By Erin Sherbert
By Howard Cole
By Erin Sherbert
By Erin Sherbert
By Leif Haven
By Erin Sherbert
By Chris Roberts
By Kate Conger
Within seconds of their first cigarette puff, smokers absorb nicotine through millions of alveoli, the tiny pouches that seep oxygen into the blood. The drug travels through the blood to the brain, producing brief feelings of energy, clarity, even invincibility. Elsewhere the smoke is less benevolent. Black, gooey tar plasters, then cripples, the bronchial tubes. The alveoli clog. Carbon monoxide replaces oxygen in the blood. With time, the body suffocates.
Which is funny, because this is also a pretty apt description of the effect on California's body politic should Gov. Gray Davis pursue a plan to inhale $4.5 billion in future tobacco lawsuit revenues into this year's state budget. Davis proposes selling investors the right to collect as much as $10 billion of California's portion of money from a 1998 lawsuit against Big Tobacco in exchange for a one-time payment of $4.5 billion. As one might expect, getting the money immediately, rather than over the 25 years stipulated by the settlement, will produce temporary feelings of clarity and invincibility relating to $17.5 billion in projected state budget shortfalls. But California's inner financial tis- sues won't fare nearly so well. The deal, to be handled by the San Francisco political insider law and lobbying firm Orrick, Herrington & Sutcliffe, and promoted by political money matron Carole Migden, promises to gut future state budgets of money that would go to health care for the poor, while feeding the form of political cancer known as insider deal-making.
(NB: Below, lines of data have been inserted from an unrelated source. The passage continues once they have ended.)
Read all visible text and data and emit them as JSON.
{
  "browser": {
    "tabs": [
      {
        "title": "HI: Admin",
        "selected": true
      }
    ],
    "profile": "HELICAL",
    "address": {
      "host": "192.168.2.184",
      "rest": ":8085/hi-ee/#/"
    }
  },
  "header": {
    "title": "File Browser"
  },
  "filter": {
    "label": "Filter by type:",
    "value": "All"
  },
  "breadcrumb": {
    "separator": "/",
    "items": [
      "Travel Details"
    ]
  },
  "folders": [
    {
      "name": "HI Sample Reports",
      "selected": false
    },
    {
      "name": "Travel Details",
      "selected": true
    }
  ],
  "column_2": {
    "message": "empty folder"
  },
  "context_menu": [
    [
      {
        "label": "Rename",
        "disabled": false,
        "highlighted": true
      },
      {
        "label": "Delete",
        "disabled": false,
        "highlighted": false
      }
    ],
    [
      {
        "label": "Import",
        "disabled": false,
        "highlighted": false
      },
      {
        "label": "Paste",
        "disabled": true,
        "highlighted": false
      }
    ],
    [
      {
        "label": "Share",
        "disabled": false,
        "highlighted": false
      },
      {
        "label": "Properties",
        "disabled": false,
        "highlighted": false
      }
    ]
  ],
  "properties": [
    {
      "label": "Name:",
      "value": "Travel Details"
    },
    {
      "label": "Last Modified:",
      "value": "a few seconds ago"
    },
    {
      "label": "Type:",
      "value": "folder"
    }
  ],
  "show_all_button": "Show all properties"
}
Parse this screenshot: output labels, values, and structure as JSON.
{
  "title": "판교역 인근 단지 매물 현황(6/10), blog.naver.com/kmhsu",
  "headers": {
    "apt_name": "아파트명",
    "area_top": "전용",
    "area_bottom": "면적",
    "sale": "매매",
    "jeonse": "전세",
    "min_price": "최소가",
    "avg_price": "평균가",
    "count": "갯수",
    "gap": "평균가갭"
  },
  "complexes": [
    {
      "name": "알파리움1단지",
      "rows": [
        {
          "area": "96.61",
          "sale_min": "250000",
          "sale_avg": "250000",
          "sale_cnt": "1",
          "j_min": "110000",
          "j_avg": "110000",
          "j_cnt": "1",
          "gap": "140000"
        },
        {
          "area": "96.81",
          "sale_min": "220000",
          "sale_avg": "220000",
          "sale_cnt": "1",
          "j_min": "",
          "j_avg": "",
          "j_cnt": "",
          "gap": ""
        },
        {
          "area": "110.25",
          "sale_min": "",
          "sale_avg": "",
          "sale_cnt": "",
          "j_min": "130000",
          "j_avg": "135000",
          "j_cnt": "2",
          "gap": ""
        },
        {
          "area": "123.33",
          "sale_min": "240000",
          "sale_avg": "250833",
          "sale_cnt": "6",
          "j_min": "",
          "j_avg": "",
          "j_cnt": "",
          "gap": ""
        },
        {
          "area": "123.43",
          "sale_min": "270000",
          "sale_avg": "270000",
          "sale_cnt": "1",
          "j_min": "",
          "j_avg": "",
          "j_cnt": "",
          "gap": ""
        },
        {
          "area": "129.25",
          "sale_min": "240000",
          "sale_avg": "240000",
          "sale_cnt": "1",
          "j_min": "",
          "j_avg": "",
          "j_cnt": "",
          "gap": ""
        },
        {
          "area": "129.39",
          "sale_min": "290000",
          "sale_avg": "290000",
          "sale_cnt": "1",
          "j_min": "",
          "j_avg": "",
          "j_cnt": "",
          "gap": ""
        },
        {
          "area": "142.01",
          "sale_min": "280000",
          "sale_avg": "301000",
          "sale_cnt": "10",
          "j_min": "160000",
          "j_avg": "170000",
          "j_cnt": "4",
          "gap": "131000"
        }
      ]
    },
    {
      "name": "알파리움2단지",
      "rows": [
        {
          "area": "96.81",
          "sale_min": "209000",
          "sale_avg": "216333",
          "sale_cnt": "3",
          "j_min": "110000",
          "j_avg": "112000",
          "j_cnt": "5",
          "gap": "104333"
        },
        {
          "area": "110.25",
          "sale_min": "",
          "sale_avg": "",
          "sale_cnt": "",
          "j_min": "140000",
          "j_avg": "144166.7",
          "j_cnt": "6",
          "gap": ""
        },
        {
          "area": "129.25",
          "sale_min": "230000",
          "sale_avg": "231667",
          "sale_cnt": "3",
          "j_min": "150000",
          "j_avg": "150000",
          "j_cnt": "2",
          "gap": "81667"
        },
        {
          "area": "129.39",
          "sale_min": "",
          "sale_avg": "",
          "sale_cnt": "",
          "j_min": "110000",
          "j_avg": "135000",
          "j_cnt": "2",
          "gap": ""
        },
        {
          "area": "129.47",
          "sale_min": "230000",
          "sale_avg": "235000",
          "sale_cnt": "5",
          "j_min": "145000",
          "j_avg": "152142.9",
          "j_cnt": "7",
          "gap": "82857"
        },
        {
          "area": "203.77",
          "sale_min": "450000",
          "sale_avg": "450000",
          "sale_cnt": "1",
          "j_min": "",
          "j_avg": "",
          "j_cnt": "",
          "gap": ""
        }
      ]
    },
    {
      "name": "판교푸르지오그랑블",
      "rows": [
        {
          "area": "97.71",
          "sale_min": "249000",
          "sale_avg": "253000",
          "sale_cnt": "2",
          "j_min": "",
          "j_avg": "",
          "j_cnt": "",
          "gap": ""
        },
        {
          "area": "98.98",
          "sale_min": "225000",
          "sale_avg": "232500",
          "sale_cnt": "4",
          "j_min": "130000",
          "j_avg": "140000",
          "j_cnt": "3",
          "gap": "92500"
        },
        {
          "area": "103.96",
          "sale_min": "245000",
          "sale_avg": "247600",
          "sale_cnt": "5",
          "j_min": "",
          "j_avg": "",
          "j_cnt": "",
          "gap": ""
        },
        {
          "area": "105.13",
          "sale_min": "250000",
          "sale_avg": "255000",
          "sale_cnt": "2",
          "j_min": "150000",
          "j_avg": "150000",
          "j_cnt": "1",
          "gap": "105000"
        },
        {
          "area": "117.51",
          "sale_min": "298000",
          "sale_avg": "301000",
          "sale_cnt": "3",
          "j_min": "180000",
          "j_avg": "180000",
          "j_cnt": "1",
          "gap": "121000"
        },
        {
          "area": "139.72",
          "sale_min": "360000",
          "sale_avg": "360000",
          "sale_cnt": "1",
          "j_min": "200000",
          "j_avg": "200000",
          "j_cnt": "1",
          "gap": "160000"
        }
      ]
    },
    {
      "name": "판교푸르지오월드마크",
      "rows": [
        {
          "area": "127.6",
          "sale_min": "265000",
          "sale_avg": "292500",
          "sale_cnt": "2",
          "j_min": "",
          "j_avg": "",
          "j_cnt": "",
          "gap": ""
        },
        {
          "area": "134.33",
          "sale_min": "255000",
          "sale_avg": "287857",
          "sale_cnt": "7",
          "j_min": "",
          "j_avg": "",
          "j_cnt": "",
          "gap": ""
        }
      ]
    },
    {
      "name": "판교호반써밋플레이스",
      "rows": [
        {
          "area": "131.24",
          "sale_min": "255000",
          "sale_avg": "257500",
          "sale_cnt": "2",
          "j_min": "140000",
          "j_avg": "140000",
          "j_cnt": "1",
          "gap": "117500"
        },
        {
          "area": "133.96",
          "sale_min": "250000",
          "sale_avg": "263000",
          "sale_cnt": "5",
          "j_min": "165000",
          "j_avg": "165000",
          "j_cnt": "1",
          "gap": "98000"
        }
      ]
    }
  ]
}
To back up a little, in 1998 all 50 states won a $246 billion settlement with the major tobacco companies. This money, $12.5 billion of which went to the California state government, was described as recompense for the billions of dollars governments had spent on medical care for victims of tobacco-related illnesses. As it was originally touted in California, this money was to go to health programs for the poor, the battle against cancer, and anti-tobacco campaigns. In practice, only a portion has so far gone to these causes. And this funding source appears doomed to close for good. Three years ago states and counties began auctioning off these future payments to investors. In finance, any revenue stream, whether bridge tolls or estimated future record sales, can be sold for an up-front lump sum. With tobacco money, law firms and investment banks specializing in this type of "securitization," as the practice is called, have long been promoting to governments the supposed benefits of selling revenues from the 1998 settlement in exchange for a one-time lump sum. Tobacco companies might go bankrupt and never pay, these arguments say. Governments should shift the risk to investors. (Naturally, these arguments don't mention the fact that financial analysts believe Big Tobacco is here to stay.) By securitizing tobacco revenues, investors, rather than governments, would be dependent on the evil tobacco industry, these arguments go. (Without explaining why it's better to be dependent on tobacco companies for a single year's costly budget fix than for generations of health care spending.) And -- here's the closer -- politicians would get lots of one-time free money to do with as they please.
One of these arguments' main proponents has been San Francisco's Orrick, Herrington & Sutcliffe, a financial services specialist that serves as bond counsel for California. According to the legal newspaper the Recorder, in the past year Orrick has led deals to securitize tobacco proceeds for Wisconsin, South Carolina, the District of Columbia, and the California counties of San Diego, Sacramento, and Sonoma.
For governments, the logic for these deals is thin. Even proponents, such as S.F. Assemblywoman Carole Migden, who has carried the bill that would authorize the deal, acknowledge the dangers of borrowing from the future to pay for current budget problems.
"Nobody's saying that this is a good thing to do except in hugely fiscally problematic times," explains Alan LoFaso, chief aide to Migden, who has been acting as Davis' water carrier for the tobacco lawsuit sellout. "We're trying to prevent deep cuts in medical and health care. We're trying to keep the kinds of programs that allow people to survive, like food stamps."
But this save-the-children rationale -- which appears to lack vigorous opposition from either Democrats or Republicans -- obscures the fact that Davis proposes robbing the budget of future revenues just as the state budget analyst is telling legislators that our current fiscal crisis will probably last several years.
"Our general concern is just that, by general agreement, the state is facing an ongoing budget problem," says Jean Ross, executive director of the California Budget Project. "It's more than just this year. It's at least several years into the future. By borrowing against this pot of money that was designed to be available over the next 25-odd years, and spending this money all next year, it won't be available in coming years. Our opinion is that if you have a revenue problem, you should solve that revenue problem."
Presumably, Davis or his replacement will have to resort to similar forms of budget legerdemain next year, and the following, and the year after that. Tobacco securitization is an expensive form of borrowing, too; tobacco lawsuit payments are an untested revenue stream, and the state will have to offer a significant discount to get investors to pay cash up front. Lawyers, meanwhile, will get to charge a bundle in fees, far more than for ordinary government bonds. This deal isn't merely like getting a bank loan to pay for groceries -- it's like going to a loan shark.